By Charles Pellegrino
Wiley, $27.95, 333 pages
Pellegrino’s writing has captured so much information in a readable and compassionate way. He offers information from deep-sea explorations of more than twenty-five years complemented by firsthand accounts of the tragedy from Titanic survivors. Readers get a deeper sense of being there when survivors describe conditions before, during, and after hitting the iceberg.
“It was only a simple, nameless, and timeless plaque, and on it these words appeared: ‘The 1500 souls lost here still speak, reminding us always that the unthinkable can happen, but for our vigilance, humility, and compassion.’”
Sixteen pages of color photographs of the sunken Titanic add to a better understanding of the vessel before the ship’s infrastructure collapses in the next few years.

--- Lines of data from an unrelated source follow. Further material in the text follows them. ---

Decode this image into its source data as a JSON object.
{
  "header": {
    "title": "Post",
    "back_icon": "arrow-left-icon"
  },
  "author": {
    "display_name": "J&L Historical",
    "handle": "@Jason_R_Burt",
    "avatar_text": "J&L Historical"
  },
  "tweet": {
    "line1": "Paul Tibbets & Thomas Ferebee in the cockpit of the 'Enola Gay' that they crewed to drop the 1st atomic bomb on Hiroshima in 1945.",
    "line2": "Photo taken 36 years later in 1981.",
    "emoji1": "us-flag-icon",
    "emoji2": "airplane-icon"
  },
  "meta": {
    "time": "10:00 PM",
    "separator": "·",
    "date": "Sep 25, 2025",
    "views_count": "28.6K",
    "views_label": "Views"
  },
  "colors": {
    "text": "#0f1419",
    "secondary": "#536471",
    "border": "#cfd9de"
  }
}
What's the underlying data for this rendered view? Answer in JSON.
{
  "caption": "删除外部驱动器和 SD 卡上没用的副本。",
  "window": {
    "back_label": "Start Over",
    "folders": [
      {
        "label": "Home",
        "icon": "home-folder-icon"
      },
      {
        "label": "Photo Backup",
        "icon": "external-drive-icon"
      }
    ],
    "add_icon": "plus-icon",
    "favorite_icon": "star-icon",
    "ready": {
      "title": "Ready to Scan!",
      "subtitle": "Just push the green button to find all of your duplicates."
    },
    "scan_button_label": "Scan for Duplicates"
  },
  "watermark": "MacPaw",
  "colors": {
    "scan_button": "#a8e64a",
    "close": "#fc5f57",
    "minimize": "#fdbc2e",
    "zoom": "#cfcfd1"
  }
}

What I found particularly chilling were the events recounted during the September 2001 research expedition that synchronized so closely to another tragedy of lost innocent lives. The caption under one of the photographs describes it: “At 7:30 a.m. New York time, on September 11, 2001… After the first sample broke into the shape of a cross and a cross-shaped davit bit came up with a section of rope draped over its arms, a Russian scientist eerily lamented that the objects were a bad omen and that a third cross would soon be seen.”
The combination of research from expeditions, survivor stories, and current tragedy made for a more powerful account of the Titanic than I have ever read before.
Reviewed by Angie Mangino